We toured Vicksburg and its National Military Park (#22) (www.nps.gov/vick) on the Mississippi River. This was the site of two-month siege by General Grant that finally succeeded on July 4, 1863, about the same time that the Union held back the Confederate Forces at Gettysburg. We have visited Gettysburg before and this scene was similar, with many monuments to the various Union and Confederate forces arrayed against each other. The countryside is extremely hilly and green, and with all the tranquility it is hard to imagine all the devastation that was underway 150 years ago.
We especially enjoyed the exhibit of the U.S.S. Cairo, one of several gunboats the Union forces used on the Mississippi River. It was sunk by running into a mine on the Yazoo River near Vicksburg. It was salvaged in the 1960s and now, with some reconstruction, is the best example of this kind of riverboat that exists.
On Thursday we stayed in Louisiana and went to the Poverty Point Archaeological site (#23) (http://www.povertypoint.us/). This is a World Heritage Site, as it is one of the largest “mound-building” sites in North America. There were several thousand people here in the period 1700 BC to 700 AD. In addition to six large mounds, they built six half-circle arcs, where they lived. Archaeological exploration is ongoing at this site.
One of the things we enjoyed while staying at this campground was the incredible bird singing by the northern mockingbirds in the area. Their ability to put forth a continuous, but highly varied birdsong was amazing. You can watch and listen to one doing his thing here: https://www.youtube.com/watch?v=IF4emwTkEFw
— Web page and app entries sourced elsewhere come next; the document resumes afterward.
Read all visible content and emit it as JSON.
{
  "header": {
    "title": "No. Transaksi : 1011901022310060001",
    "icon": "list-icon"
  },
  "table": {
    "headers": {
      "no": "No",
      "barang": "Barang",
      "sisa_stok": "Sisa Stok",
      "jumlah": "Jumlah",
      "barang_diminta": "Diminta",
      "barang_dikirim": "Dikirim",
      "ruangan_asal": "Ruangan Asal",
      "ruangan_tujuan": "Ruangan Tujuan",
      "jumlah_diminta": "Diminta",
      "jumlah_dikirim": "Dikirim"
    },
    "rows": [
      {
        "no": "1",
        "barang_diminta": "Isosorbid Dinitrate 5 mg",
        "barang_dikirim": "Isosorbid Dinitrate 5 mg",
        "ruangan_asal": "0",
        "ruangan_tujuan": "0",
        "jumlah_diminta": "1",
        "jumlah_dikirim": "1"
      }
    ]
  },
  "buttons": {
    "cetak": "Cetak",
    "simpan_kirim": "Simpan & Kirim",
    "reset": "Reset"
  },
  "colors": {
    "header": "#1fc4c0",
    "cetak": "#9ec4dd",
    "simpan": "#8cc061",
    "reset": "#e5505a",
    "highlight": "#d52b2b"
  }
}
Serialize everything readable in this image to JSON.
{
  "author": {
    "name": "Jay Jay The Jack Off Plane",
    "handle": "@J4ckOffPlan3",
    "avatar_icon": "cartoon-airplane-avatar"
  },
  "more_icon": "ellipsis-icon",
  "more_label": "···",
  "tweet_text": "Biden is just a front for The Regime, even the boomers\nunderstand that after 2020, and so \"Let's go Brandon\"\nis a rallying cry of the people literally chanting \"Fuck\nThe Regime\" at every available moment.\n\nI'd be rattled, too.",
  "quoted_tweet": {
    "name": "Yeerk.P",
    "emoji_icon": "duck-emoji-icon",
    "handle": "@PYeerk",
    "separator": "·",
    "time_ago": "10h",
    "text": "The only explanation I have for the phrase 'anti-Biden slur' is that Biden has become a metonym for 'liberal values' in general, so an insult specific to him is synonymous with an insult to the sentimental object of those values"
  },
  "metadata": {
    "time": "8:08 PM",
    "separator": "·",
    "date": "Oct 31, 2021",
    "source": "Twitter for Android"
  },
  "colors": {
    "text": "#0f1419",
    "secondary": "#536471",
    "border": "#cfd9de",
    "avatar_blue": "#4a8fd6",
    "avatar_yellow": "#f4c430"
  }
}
On Friday, March 29, we drove to Natchez, Mississippi, and enjoyed a walk along the riverfront bluffs and some of the historic buildings. We further explored southern cuisine by getting take-out barbecue pork sandwiches and eating them in the park above the river. The river is at near flood stage now and people we met who were on a river cruise said they will need to go part way by bus because the stern-wheeler cannot dock at Memphis due to high water.
We visited a couple of historic homes (#24) (www.nps.gov/natc) in Natchez, the William Johnson House, built by a “freeman of color,” and the Melrose Estate, and classic antebellum mansion built by a wealthy plantation owner before the civil war. We finished with our brief exploration of Natchez at about 4:00 PM and decided to “put some miles behind us,” so drove another four hours and at 8:00 PM parked our trailer in the dark at a Casino RV park in Bay St. Louis, Mississippi.
We had a much shorter day on March 30. We drove along U.S. 90, which hugs the Gulf Coast of Mississippi and Alabama. Our main stop was at the Ohr-O’Keefe Art Museum (#25) (www.georgeohr.org) in Biloxi, Mississippi. It features George Ohr “the Mad Potter of Biloxi,” who produced whimsical and innovative ceramic pottery over a hundred years ago. Cynthia also enjoyed discovering a female artist, Dusti Bongé.
We also visited Beauvoir, the residence of Jefferson Davis, Confederate President, and the museum there. This whole area was badly devastated by Hurricane Katrina, and new houses are built on stilts so they can be protected from the storm surges of future hurricanes.
After only 110 miles of driving, and not readily finding available RV camping spaces on a Saturday night, we took a room in a hotel in Daphne, Alabama with a great view of the sunset of Mobile bay.